Please return each of the entries that follow, unchanged in every word.

*** Opening EXERCISE INPUTS ***

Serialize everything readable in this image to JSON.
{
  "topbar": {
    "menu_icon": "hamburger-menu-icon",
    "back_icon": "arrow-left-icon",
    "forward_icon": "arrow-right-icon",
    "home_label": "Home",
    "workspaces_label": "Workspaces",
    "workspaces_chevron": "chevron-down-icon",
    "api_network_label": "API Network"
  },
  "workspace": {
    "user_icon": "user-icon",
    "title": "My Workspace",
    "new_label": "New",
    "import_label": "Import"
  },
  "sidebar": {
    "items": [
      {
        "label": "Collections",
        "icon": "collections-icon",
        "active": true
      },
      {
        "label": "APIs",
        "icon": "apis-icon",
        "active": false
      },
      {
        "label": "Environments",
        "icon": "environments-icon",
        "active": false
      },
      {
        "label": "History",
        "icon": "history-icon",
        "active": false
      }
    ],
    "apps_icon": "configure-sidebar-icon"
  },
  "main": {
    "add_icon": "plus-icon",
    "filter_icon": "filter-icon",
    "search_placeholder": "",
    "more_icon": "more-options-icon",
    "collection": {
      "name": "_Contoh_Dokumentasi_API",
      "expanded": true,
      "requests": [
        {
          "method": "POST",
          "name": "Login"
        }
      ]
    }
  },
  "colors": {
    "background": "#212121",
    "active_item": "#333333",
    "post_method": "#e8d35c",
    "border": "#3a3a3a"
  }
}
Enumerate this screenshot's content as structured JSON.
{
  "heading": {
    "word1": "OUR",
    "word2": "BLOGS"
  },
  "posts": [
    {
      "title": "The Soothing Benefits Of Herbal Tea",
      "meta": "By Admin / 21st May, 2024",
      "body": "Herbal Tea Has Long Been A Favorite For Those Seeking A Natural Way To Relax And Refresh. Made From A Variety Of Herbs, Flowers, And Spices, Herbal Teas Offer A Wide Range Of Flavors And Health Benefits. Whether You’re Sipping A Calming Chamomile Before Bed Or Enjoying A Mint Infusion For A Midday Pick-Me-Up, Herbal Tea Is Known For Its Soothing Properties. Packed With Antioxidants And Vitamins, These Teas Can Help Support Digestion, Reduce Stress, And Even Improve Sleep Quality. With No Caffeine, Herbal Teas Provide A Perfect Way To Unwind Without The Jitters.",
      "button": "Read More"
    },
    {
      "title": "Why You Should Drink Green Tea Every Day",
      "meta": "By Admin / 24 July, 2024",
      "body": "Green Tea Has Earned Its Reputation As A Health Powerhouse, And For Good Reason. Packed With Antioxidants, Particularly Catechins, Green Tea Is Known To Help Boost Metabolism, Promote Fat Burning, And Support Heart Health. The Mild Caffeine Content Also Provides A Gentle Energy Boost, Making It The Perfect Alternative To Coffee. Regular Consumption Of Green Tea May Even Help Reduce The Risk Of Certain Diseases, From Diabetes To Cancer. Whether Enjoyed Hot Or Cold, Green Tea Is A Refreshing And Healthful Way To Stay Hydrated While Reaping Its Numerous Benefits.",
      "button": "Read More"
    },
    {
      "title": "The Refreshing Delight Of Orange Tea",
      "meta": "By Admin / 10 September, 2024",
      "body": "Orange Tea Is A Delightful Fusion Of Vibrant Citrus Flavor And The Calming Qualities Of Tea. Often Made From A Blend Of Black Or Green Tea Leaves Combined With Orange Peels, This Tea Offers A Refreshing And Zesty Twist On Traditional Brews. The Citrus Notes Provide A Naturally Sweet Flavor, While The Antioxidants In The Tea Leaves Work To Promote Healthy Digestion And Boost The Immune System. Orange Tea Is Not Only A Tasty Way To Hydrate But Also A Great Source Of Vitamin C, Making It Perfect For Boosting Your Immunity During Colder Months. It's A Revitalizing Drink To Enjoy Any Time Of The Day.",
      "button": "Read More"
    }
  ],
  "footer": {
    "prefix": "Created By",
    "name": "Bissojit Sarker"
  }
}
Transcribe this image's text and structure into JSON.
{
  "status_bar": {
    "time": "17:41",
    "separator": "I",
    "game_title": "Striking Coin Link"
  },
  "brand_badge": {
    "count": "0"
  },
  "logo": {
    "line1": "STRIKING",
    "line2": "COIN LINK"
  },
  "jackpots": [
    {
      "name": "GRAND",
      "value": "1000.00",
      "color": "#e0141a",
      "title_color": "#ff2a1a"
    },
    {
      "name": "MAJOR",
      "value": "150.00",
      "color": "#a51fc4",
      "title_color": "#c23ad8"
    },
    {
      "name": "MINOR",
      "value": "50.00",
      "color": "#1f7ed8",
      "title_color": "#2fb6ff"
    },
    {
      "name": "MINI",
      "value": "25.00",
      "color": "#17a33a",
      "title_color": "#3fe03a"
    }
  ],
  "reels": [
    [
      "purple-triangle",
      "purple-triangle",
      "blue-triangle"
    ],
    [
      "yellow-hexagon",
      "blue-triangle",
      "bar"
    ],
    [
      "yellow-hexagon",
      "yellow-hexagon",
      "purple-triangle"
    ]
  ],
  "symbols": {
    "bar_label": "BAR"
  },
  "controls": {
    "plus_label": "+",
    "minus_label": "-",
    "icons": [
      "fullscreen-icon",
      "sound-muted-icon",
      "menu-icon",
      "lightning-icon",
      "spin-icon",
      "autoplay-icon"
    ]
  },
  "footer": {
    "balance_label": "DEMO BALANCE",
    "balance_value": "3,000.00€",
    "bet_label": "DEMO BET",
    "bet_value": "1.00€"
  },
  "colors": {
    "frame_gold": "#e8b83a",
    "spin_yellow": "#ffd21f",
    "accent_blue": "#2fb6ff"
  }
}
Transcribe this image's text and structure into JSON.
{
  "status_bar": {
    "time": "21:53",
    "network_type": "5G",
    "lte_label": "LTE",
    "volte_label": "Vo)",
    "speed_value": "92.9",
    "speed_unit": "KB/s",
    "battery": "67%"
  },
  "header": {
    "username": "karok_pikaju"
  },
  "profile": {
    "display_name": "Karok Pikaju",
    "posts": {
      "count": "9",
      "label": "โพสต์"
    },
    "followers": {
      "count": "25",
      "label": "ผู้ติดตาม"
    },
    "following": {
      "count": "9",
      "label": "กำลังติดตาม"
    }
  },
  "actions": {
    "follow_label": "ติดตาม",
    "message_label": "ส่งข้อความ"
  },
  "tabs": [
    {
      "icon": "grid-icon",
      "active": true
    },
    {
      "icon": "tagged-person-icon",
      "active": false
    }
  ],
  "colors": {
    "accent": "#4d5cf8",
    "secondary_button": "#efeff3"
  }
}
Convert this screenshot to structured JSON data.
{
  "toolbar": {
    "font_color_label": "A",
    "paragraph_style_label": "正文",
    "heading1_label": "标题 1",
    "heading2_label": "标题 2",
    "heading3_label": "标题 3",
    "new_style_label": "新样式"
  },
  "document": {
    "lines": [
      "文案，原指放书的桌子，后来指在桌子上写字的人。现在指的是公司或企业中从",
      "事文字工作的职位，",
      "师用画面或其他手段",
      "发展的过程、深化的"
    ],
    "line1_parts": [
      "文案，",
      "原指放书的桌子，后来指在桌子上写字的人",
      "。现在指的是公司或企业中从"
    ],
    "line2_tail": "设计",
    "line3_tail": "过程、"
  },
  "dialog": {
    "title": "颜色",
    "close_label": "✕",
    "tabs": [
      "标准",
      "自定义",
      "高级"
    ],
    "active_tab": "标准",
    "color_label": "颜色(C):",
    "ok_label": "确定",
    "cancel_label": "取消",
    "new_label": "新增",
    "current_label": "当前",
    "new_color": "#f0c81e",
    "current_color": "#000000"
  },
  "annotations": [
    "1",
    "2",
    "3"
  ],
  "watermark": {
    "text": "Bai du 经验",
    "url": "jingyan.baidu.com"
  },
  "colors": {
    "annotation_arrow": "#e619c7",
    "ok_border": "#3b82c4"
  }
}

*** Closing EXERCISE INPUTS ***

### RESPONSE:
Serialize everything readable in this image to JSON.
{
  "topbar": {
    "menu_icon": "hamburger-menu-icon",
    "back_icon": "arrow-left-icon",
    "forward_icon": "arrow-right-icon",
    "home_label": "Home",
    "workspaces_label": "Workspaces",
    "workspaces_chevron": "chevron-down-icon",
    "api_network_label": "API Network"
  },
  "workspace": {
    "user_icon": "user-icon",
    "title": "My Workspace",
    "new_label": "New",
    "import_label": "Import"
  },
  "sidebar": {
    "items": [
      {
        "label": "Collections",
        "icon": "collections-icon",
        "active": true
      },
      {
        "label": "APIs",
        "icon": "apis-icon",
        "active": false
      },
      {
        "label": "Environments",
        "icon": "environments-icon",
        "active": false
      },
      {
        "label": "History",
        "icon": "history-icon",
        "active": false
      }
    ],
    "apps_icon": "configure-sidebar-icon"
  },
  "main": {
    "add_icon": "plus-icon",
    "filter_icon": "filter-icon",
    "search_placeholder": "",
    "more_icon": "more-options-icon",
    "collection": {
      "name": "_Contoh_Dokumentasi_API",
      "expanded": true,
      "requests": [
        {
          "method": "POST",
          "name": "Login"
        }
      ]
    }
  },
  "colors": {
    "background": "#212121",
    "active_item": "#333333",
    "post_method": "#e8d35c",
    "border": "#3a3a3a"
  }
}
Enumerate this screenshot's content as structured JSON.
{
  "heading": {
    "word1": "OUR",
    "word2": "BLOGS"
  },
  "posts": [
    {
      "title": "The Soothing Benefits Of Herbal Tea",
      "meta": "By Admin / 21st May, 2024",
      "body": "Herbal Tea Has Long Been A Favorite For Those Seeking A Natural Way To Relax And Refresh. Made From A Variety Of Herbs, Flowers, And Spices, Herbal Teas Offer A Wide Range Of Flavors And Health Benefits. Whether You’re Sipping A Calming Chamomile Before Bed Or Enjoying A Mint Infusion For A Midday Pick-Me-Up, Herbal Tea Is Known For Its Soothing Properties. Packed With Antioxidants And Vitamins, These Teas Can Help Support Digestion, Reduce Stress, And Even Improve Sleep Quality. With No Caffeine, Herbal Teas Provide A Perfect Way To Unwind Without The Jitters.",
      "button": "Read More"
    },
    {
      "title": "Why You Should Drink Green Tea Every Day",
      "meta": "By Admin / 24 July, 2024",
      "body": "Green Tea Has Earned Its Reputation As A Health Powerhouse, And For Good Reason. Packed With Antioxidants, Particularly Catechins, Green Tea Is Known To Help Boost Metabolism, Promote Fat Burning, And Support Heart Health. The Mild Caffeine Content Also Provides A Gentle Energy Boost, Making It The Perfect Alternative To Coffee. Regular Consumption Of Green Tea May Even Help Reduce The Risk Of Certain Diseases, From Diabetes To Cancer. Whether Enjoyed Hot Or Cold, Green Tea Is A Refreshing And Healthful Way To Stay Hydrated While Reaping Its Numerous Benefits.",
      "button": "Read More"
    },
    {
      "title": "The Refreshing Delight Of Orange Tea",
      "meta": "By Admin / 10 September, 2024",
      "body": "Orange Tea Is A Delightful Fusion Of Vibrant Citrus Flavor And The Calming Qualities Of Tea. Often Made From A Blend Of Black Or Green Tea Leaves Combined With Orange Peels, This Tea Offers A Refreshing And Zesty Twist On Traditional Brews. The Citrus Notes Provide A Naturally Sweet Flavor, While The Antioxidants In The Tea Leaves Work To Promote Healthy Digestion And Boost The Immune System. Orange Tea Is Not Only A Tasty Way To Hydrate But Also A Great Source Of Vitamin C, Making It Perfect For Boosting Your Immunity During Colder Months. It's A Revitalizing Drink To Enjoy Any Time Of The Day.",
      "button": "Read More"
    }
  ],
  "footer": {
    "prefix": "Created By",
    "name": "Bissojit Sarker"
  }
}
Transcribe this image's text and structure into JSON.
{
  "status_bar": {
    "time": "17:41",
    "separator": "I",
    "game_title": "Striking Coin Link"
  },
  "brand_badge": {
    "count": "0"
  },
  "logo": {
    "line1": "STRIKING",
    "line2": "COIN LINK"
  },
  "jackpots": [
    {
      "name": "GRAND",
      "value": "1000.00",
      "color": "#e0141a",
      "title_color": "#ff2a1a"
    },
    {
      "name": "MAJOR",
      "value": "150.00",
      "color": "#a51fc4",
      "title_color": "#c23ad8"
    },
    {
      "name": "MINOR",
      "value": "50.00",
      "color": "#1f7ed8",
      "title_color": "#2fb6ff"
    },
    {
      "name": "MINI",
      "value": "25.00",
      "color": "#17a33a",
      "title_color": "#3fe03a"
    }
  ],
  "reels": [
    [
      "purple-triangle",
      "purple-triangle",
      "blue-triangle"
    ],
    [
      "yellow-hexagon",
      "blue-triangle",
      "bar"
    ],
    [
      "yellow-hexagon",
      "yellow-hexagon",
      "purple-triangle"
    ]
  ],
  "symbols": {
    "bar_label": "BAR"
  },
  "controls": {
    "plus_label": "+",
    "minus_label": "-",
    "icons": [
      "fullscreen-icon",
      "sound-muted-icon",
      "menu-icon",
      "lightning-icon",
      "spin-icon",
      "autoplay-icon"
    ]
  },
  "footer": {
    "balance_label": "DEMO BALANCE",
    "balance_value": "3,000.00€",
    "bet_label": "DEMO BET",
    "bet_value": "1.00€"
  },
  "colors": {
    "frame_gold": "#e8b83a",
    "spin_yellow": "#ffd21f",
    "accent_blue": "#2fb6ff"
  }
}
Transcribe this image's text and structure into JSON.
{
  "status_bar": {
    "time": "21:53",
    "network_type": "5G",
    "lte_label": "LTE",
    "volte_label": "Vo)",
    "speed_value": "92.9",
    "speed_unit": "KB/s",
    "battery": "67%"
  },
  "header": {
    "username": "karok_pikaju"
  },
  "profile": {
    "display_name": "Karok Pikaju",
    "posts": {
      "count": "9",
      "label": "โพสต์"
    },
    "followers": {
      "count": "25",
      "label": "ผู้ติดตาม"
    },
    "following": {
      "count": "9",
      "label": "กำลังติดตาม"
    }
  },
  "actions": {
    "follow_label": "ติดตาม",
    "message_label": "ส่งข้อความ"
  },
  "tabs": [
    {
      "icon": "grid-icon",
      "active": true
    },
    {
      "icon": "tagged-person-icon",
      "active": false
    }
  ],
  "colors": {
    "accent": "#4d5cf8",
    "secondary_button": "#efeff3"
  }
}
Convert this screenshot to structured JSON data.
{
  "toolbar": {
    "font_color_label": "A",
    "paragraph_style_label": "正文",
    "heading1_label": "标题 1",
    "heading2_label": "标题 2",
    "heading3_label": "标题 3",
    "new_style_label": "新样式"
  },
  "document": {
    "lines": [
      "文案，原指放书的桌子，后来指在桌子上写字的人。现在指的是公司或企业中从",
      "事文字工作的职位，",
      "师用画面或其他手段",
      "发展的过程、深化的"
    ],
    "line1_parts": [
      "文案，",
      "原指放书的桌子，后来指在桌子上写字的人",
      "。现在指的是公司或企业中从"
    ],
    "line2_tail": "设计",
    "line3_tail": "过程、"
  },
  "dialog": {
    "title": "颜色",
    "close_label": "✕",
    "tabs": [
      "标准",
      "自定义",
      "高级"
    ],
    "active_tab": "标准",
    "color_label": "颜色(C):",
    "ok_label": "确定",
    "cancel_label": "取消",
    "new_label": "新增",
    "current_label": "当前",
    "new_color": "#f0c81e",
    "current_color": "#000000"
  },
  "annotations": [
    "1",
    "2",
    "3"
  ],
  "watermark": {
    "text": "Bai du 经验",
    "url": "jingyan.baidu.com"
  },
  "colors": {
    "annotation_arrow": "#e619c7",
    "ok_border": "#3b82c4"
  }
}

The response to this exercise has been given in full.